Grote T, Berens P
Journal of Medical Ethics
In recent years, a plethora of high-profile scientific publications has been reporting about machine learning algorithms outperforming clinicians in medical diagnosis or treatment recommendations. This has spiked interest in deploying relevant algorithms with the aim of enhancing decision-making in healthcare. In this paper, we argue that instead of straightforwardly enhancing the decision-making capabilities of clinicians and healthcare institutions, deploying machines learning algorithms entails trade-offs at the epistemic and the normative level. Whereas involving machine learning might improve the accuracy of medical diagnosis, it comes at the expense of opacity when trying to assess the reliability of given diagnosis. Drawing on literature in social epistemology and moral responsibility, we argue that the uncertainty in question potentially undermines the epistemic authority of clinicians. Furthermore, we elucidate potential pitfalls of involving machine learning in healthcare with respect to paternalism, moral responsibility and fairness. At last, we discuss how the deployment of machine learning algorithms might shift the evidentiary norms of medical diagnosis. In this regard, we hope to lay the grounds for further ethical reflection of the opportunities and pitfalls of machine learning for enhancing decision-making in healthcare.

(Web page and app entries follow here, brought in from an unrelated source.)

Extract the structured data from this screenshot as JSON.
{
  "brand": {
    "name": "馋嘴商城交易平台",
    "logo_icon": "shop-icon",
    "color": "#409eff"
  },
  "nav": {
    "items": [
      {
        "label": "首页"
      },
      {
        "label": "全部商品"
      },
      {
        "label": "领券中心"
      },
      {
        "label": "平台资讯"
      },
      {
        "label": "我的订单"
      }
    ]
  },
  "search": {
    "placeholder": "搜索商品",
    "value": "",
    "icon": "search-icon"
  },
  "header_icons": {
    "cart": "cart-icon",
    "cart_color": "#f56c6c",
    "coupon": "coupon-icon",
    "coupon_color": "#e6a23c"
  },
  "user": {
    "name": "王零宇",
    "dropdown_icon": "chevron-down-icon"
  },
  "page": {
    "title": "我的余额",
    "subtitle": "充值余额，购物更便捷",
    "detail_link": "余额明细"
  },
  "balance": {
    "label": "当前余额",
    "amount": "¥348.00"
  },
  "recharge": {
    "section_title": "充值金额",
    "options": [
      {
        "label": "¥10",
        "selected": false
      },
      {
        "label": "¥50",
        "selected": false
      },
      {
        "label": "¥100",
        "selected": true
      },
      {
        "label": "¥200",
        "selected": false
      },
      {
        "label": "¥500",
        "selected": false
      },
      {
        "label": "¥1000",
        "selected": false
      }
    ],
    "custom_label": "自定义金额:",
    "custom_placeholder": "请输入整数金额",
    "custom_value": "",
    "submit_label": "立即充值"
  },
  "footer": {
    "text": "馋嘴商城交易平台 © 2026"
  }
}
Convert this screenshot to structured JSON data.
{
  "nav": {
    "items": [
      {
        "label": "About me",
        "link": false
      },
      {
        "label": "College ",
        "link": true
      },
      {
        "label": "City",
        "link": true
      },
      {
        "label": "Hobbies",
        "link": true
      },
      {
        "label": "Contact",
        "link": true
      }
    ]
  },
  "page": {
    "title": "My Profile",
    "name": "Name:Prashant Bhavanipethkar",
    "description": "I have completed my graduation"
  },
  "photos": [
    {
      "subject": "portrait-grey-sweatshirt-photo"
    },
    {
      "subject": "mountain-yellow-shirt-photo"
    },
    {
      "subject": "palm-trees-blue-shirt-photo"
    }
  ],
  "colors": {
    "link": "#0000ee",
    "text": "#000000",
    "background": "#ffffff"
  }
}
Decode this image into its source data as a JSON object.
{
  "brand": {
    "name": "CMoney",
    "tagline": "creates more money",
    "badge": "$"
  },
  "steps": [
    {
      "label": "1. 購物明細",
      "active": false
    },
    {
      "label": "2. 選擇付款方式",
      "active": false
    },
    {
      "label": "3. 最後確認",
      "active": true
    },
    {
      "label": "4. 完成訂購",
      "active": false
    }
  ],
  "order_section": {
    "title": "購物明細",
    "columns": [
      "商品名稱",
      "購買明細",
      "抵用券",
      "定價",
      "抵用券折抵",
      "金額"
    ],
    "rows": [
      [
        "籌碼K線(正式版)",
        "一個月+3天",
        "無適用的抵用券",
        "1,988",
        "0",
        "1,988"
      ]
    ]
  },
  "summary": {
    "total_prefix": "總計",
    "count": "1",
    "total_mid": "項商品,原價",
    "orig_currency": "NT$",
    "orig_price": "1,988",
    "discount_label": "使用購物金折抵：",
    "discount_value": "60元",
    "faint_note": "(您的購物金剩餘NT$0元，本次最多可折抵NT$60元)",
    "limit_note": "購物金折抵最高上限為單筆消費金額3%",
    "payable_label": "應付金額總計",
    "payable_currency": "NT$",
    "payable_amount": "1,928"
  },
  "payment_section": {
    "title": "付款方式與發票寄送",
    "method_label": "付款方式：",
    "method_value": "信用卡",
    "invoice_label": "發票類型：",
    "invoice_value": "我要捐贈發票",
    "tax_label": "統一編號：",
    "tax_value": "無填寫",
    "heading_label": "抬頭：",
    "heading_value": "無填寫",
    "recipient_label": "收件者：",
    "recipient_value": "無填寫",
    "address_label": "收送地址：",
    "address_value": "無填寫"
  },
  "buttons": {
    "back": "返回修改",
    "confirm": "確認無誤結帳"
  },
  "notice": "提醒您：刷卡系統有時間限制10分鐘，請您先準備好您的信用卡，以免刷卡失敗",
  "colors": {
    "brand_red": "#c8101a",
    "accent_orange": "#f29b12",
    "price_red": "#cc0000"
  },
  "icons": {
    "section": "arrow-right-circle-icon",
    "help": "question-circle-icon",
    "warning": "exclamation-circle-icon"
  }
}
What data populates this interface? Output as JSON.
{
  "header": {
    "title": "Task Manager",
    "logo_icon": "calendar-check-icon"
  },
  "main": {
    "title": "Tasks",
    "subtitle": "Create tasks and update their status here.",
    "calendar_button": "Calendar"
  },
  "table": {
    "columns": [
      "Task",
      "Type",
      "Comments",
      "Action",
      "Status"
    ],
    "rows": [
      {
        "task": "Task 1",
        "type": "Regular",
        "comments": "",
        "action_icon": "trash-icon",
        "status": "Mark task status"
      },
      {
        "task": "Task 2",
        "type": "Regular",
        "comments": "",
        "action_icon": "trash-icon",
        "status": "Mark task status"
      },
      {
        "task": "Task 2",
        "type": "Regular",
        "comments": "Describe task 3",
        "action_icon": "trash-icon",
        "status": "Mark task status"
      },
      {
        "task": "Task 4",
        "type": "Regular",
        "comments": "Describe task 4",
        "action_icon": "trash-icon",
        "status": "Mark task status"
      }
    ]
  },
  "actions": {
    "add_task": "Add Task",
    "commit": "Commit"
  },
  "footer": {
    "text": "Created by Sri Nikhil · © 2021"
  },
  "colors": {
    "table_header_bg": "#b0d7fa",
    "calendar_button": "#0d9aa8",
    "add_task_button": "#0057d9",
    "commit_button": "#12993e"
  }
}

From the Conclusion
In this paper, we aimed at examining which opportunities and pitfalls machine learning potentially provides to enhance of medical decision-making on epistemic and ethical grounds. As should have become clear, enhancing medical decision-making by deferring to machine learning algorithms requires trade-offs at different levels. Clinicians, or their respective healthcare institutions, are facing a dilemma: while there is plenty of evidence of machine learning algorithms outsmarting their human counterparts, their deployment comes at the costs of high degrees of uncertainty. On epistemic grounds, relevant uncertainty promotes risk-averse decision-making among clinicians, which then might lead to impoverished medical diagnosis. From an ethical perspective, deferring to machine learning algorithms blurs the attribution of accountability and imposes health risks to patients. Furthermore, the deployment of machine learning might also foster a shift of norms within healthcare. It needs to be pointed out, however, that none of the issues we discussed presents a knockout argument against deploying machine learning in medicine, and our article is not intended this way at all. On the contrary, we are convinced that machine learning provides plenty of opportunities to enhance decision-making in medicine.
The article is here.